[Try it]
Please return each entry that follows exactly as given, but without pictures.

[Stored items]
- Opening Delimiter -
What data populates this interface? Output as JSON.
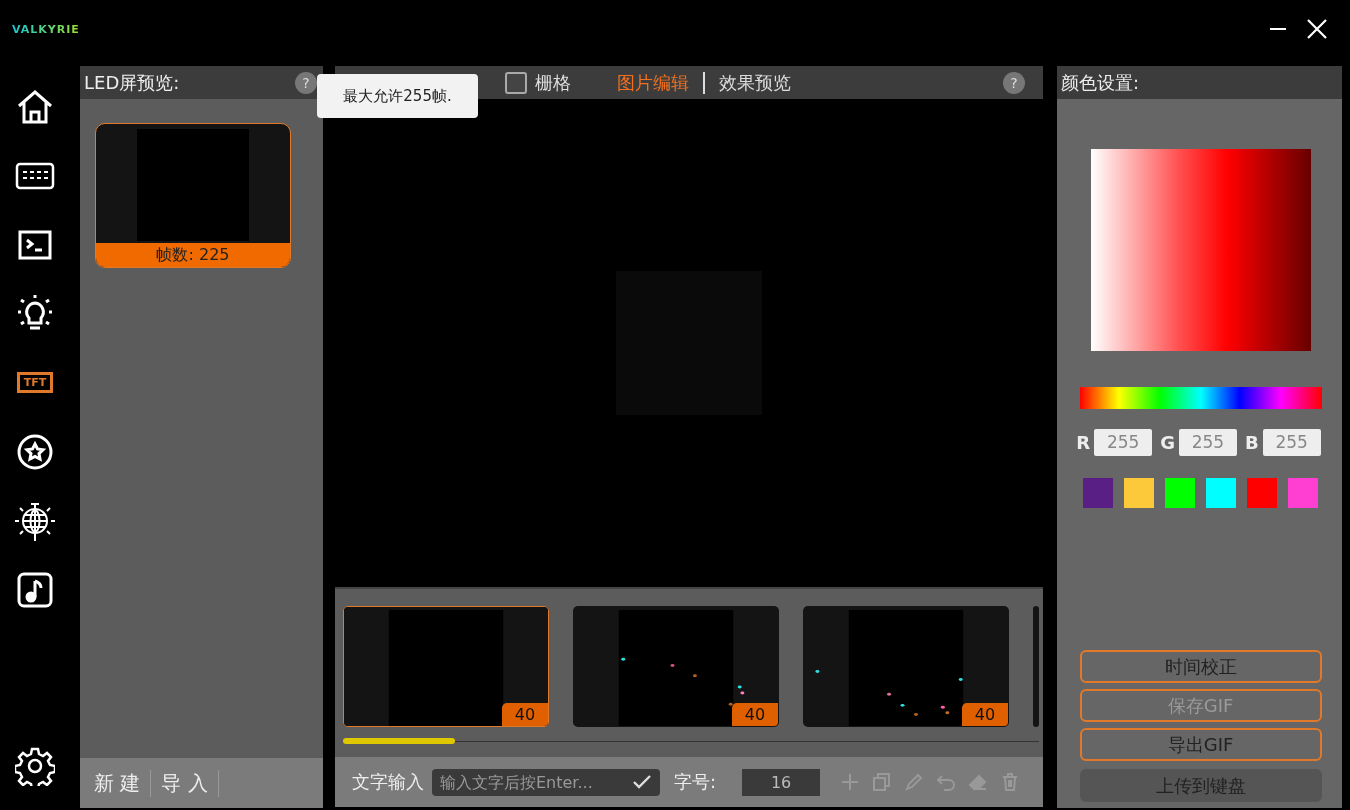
{
  "logo": "VALKYRIE",
  "sidebar": {
    "items": [
      {
        "kind": "home",
        "selected": false
      },
      {
        "kind": "keyboard",
        "selected": false
      },
      {
        "kind": "terminal",
        "selected": false
      },
      {
        "kind": "bulb",
        "selected": false
      },
      {
        "kind": "tft",
        "label": "TFT",
        "selected": true
      },
      {
        "kind": "star",
        "selected": false
      },
      {
        "kind": "disco",
        "selected": false
      },
      {
        "kind": "music",
        "selected": false
      }
    ],
    "settings": {
      "kind": "gear"
    }
  },
  "left_panel": {
    "title": "LED屏预览:",
    "help": "?",
    "preview": {
      "selected": true,
      "caption": "帧数: 225"
    },
    "footer": [
      "新 建",
      "导 入"
    ]
  },
  "tooltip": "最大允许255帧.",
  "center_panel": {
    "grid": {
      "label": "栅格",
      "checked": false
    },
    "tabs": [
      {
        "label": "图片编辑",
        "selected": true
      },
      {
        "label": "效果预览",
        "selected": false
      }
    ],
    "help": "?",
    "frames": [
      {
        "count": "40",
        "selected": true
      },
      {
        "count": "40",
        "selected": false
      },
      {
        "count": "40",
        "selected": false
      }
    ],
    "toolbar": {
      "text_label": "文字输入",
      "text_placeholder": "输入文字后按Enter...",
      "size_label": "字号:",
      "size_value": "16",
      "tools": [
        {
          "kind": "plus",
          "disabled": true
        },
        {
          "kind": "copy",
          "disabled": true
        },
        {
          "kind": "pencil",
          "disabled": true
        },
        {
          "kind": "undo",
          "disabled": true
        },
        {
          "kind": "eraser",
          "disabled": true
        },
        {
          "kind": "trash",
          "disabled": true
        }
      ]
    }
  },
  "right_panel": {
    "title": "颜色设置:",
    "rgb": [
      {
        "label": "R",
        "value": "255"
      },
      {
        "label": "G",
        "value": "255"
      },
      {
        "label": "B",
        "value": "255"
      }
    ],
    "swatches": [
      {
        "color": "#5a1f85"
      },
      {
        "color": "#fcc93a"
      },
      {
        "color": "#00ff00"
      },
      {
        "color": "#00ffff"
      },
      {
        "color": "#ff0000"
      },
      {
        "color": "#ff3fd2"
      }
    ],
    "buttons": [
      {
        "label": "时间校正",
        "kind": "outline",
        "disabled": false
      },
      {
        "label": "保存GIF",
        "kind": "outline",
        "disabled": true
      },
      {
        "label": "导出GIF",
        "kind": "outline",
        "disabled": false
      },
      {
        "label": "上传到键盘",
        "kind": "filled",
        "disabled": false
      }
    ]
  }
}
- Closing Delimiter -
[Answer section]
What data populates this interface? Output as JSON.
{
  "logo": "VALKYRIE",
  "sidebar": {
    "items": [
      {
        "kind": "home",
        "selected": false
      },
      {
        "kind": "keyboard",
        "selected": false
      },
      {
        "kind": "terminal",
        "selected": false
      },
      {
        "kind": "bulb",
        "selected": false
      },
      {
        "kind": "tft",
        "label": "TFT",
        "selected": true
      },
      {
        "kind": "star",
        "selected": false
      },
      {
        "kind": "disco",
        "selected": false
      },
      {
        "kind": "music",
        "selected": false
      }
    ],
    "settings": {
      "kind": "gear"
    }
  },
  "left_panel": {
    "title": "LED屏预览:",
    "help": "?",
    "preview": {
      "selected": true,
      "caption": "帧数: 225"
    },
    "footer": [
      "新 建",
      "导 入"
    ]
  },
  "tooltip": "最大允许255帧.",
  "center_panel": {
    "grid": {
      "label": "栅格",
      "checked": false
    },
    "tabs": [
      {
        "label": "图片编辑",
        "selected": true
      },
      {
        "label": "效果预览",
        "selected": false
      }
    ],
    "help": "?",
    "frames": [
      {
        "count": "40",
        "selected": true
      },
      {
        "count": "40",
        "selected": false
      },
      {
        "count": "40",
        "selected": false
      }
    ],
    "toolbar": {
      "text_label": "文字输入",
      "text_placeholder": "输入文字后按Enter...",
      "size_label": "字号:",
      "size_value": "16",
      "tools": [
        {
          "kind": "plus",
          "disabled": true
        },
        {
          "kind": "copy",
          "disabled": true
        },
        {
          "kind": "pencil",
          "disabled": true
        },
        {
          "kind": "undo",
          "disabled": true
        },
        {
          "kind": "eraser",
          "disabled": true
        },
        {
          "kind": "trash",
          "disabled": true
        }
      ]
    }
  },
  "right_panel": {
    "title": "颜色设置:",
    "rgb": [
      {
        "label": "R",
        "value": "255"
      },
      {
        "label": "G",
        "value": "255"
      },
      {
        "label": "B",
        "value": "255"
      }
    ],
    "swatches": [
      {
        "color": "#5a1f85"
      },
      {
        "color": "#fcc93a"
      },
      {
        "color": "#00ff00"
      },
      {
        "color": "#00ffff"
      },
      {
        "color": "#ff0000"
      },
      {
        "color": "#ff3fd2"
      }
    ],
    "buttons": [
      {
        "label": "时间校正",
        "kind": "outline",
        "disabled": false
      },
      {
        "label": "保存GIF",
        "kind": "outline",
        "disabled": true
      },
      {
        "label": "导出GIF",
        "kind": "outline",
        "disabled": false
      },
      {
        "label": "上传到键盘",
        "kind": "filled",
        "disabled": false
      }
    ]
  }
}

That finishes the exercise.